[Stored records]
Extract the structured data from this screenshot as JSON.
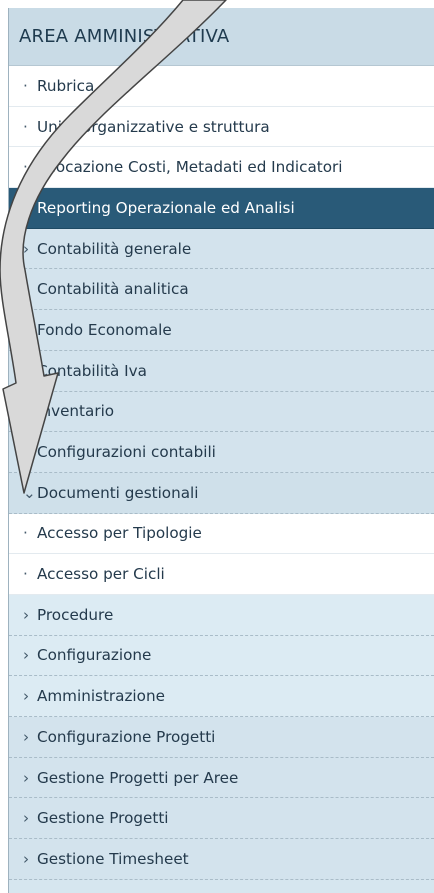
{
  "header": {
    "title": "AREA AMMINISTRATIVA"
  },
  "menu": [
    {
      "prefix": "·",
      "label": "Rubrica",
      "kind": "leaf"
    },
    {
      "prefix": "·",
      "label": "Unità organizzative e struttura",
      "kind": "leaf"
    },
    {
      "prefix": "·",
      "label": "Allocazione Costi, Metadati ed Indicatori",
      "kind": "leaf"
    },
    {
      "prefix": "·",
      "label": "Reporting Operazionale ed Analisi",
      "kind": "active"
    },
    {
      "prefix": "›",
      "label": "Contabilità generale",
      "kind": "group"
    },
    {
      "prefix": "›",
      "label": "Contabilità analitica",
      "kind": "group"
    },
    {
      "prefix": "›",
      "label": "Fondo Economale",
      "kind": "group"
    },
    {
      "prefix": "›",
      "label": "Contabilità Iva",
      "kind": "group"
    },
    {
      "prefix": "›",
      "label": "Inventario",
      "kind": "group"
    },
    {
      "prefix": "›",
      "label": "Configurazioni contabili",
      "kind": "group"
    },
    {
      "prefix": "⌄",
      "label": "Documenti gestionali",
      "kind": "expanded"
    },
    {
      "prefix": "·",
      "label": "Accesso per Tipologie",
      "kind": "leaf"
    },
    {
      "prefix": "·",
      "label": "Accesso per Cicli",
      "kind": "leaf"
    },
    {
      "prefix": "›",
      "label": "Procedure",
      "kind": "group-alt"
    },
    {
      "prefix": "›",
      "label": "Configurazione",
      "kind": "group-alt"
    },
    {
      "prefix": "›",
      "label": "Amministrazione",
      "kind": "group-alt"
    },
    {
      "prefix": "›",
      "label": "Configurazione Progetti",
      "kind": "group"
    },
    {
      "prefix": "›",
      "label": "Gestione Progetti per Aree",
      "kind": "group"
    },
    {
      "prefix": "›",
      "label": "Gestione Progetti",
      "kind": "group"
    },
    {
      "prefix": "›",
      "label": "Gestione Timesheet",
      "kind": "group"
    }
  ],
  "overlay": {
    "icon": "curved-arrow-icon",
    "fill_color": "#d9d9d9",
    "stroke_color": "#444444"
  }
}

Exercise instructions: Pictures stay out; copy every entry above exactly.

Completed task:
Extract the structured data from this screenshot as JSON.
{
  "header": {
    "title": "AREA AMMINISTRATIVA"
  },
  "menu": [
    {
      "prefix": "·",
      "label": "Rubrica",
      "kind": "leaf"
    },
    {
      "prefix": "·",
      "label": "Unità organizzative e struttura",
      "kind": "leaf"
    },
    {
      "prefix": "·",
      "label": "Allocazione Costi, Metadati ed Indicatori",
      "kind": "leaf"
    },
    {
      "prefix": "·",
      "label": "Reporting Operazionale ed Analisi",
      "kind": "active"
    },
    {
      "prefix": "›",
      "label": "Contabilità generale",
      "kind": "group"
    },
    {
      "prefix": "›",
      "label": "Contabilità analitica",
      "kind": "group"
    },
    {
      "prefix": "›",
      "label": "Fondo Economale",
      "kind": "group"
    },
    {
      "prefix": "›",
      "label": "Contabilità Iva",
      "kind": "group"
    },
    {
      "prefix": "›",
      "label": "Inventario",
      "kind": "group"
    },
    {
      "prefix": "›",
      "label": "Configurazioni contabili",
      "kind": "group"
    },
    {
      "prefix": "⌄",
      "label": "Documenti gestionali",
      "kind": "expanded"
    },
    {
      "prefix": "·",
      "label": "Accesso per Tipologie",
      "kind": "leaf"
    },
    {
      "prefix": "·",
      "label": "Accesso per Cicli",
      "kind": "leaf"
    },
    {
      "prefix": "›",
      "label": "Procedure",
      "kind": "group-alt"
    },
    {
      "prefix": "›",
      "label": "Configurazione",
      "kind": "group-alt"
    },
    {
      "prefix": "›",
      "label": "Amministrazione",
      "kind": "group-alt"
    },
    {
      "prefix": "›",
      "label": "Configurazione Progetti",
      "kind": "group"
    },
    {
      "prefix": "›",
      "label": "Gestione Progetti per Aree",
      "kind": "group"
    },
    {
      "prefix": "›",
      "label": "Gestione Progetti",
      "kind": "group"
    },
    {
      "prefix": "›",
      "label": "Gestione Timesheet",
      "kind": "group"
    }
  ],
  "overlay": {
    "icon": "curved-arrow-icon",
    "fill_color": "#d9d9d9",
    "stroke_color": "#444444"
  }
}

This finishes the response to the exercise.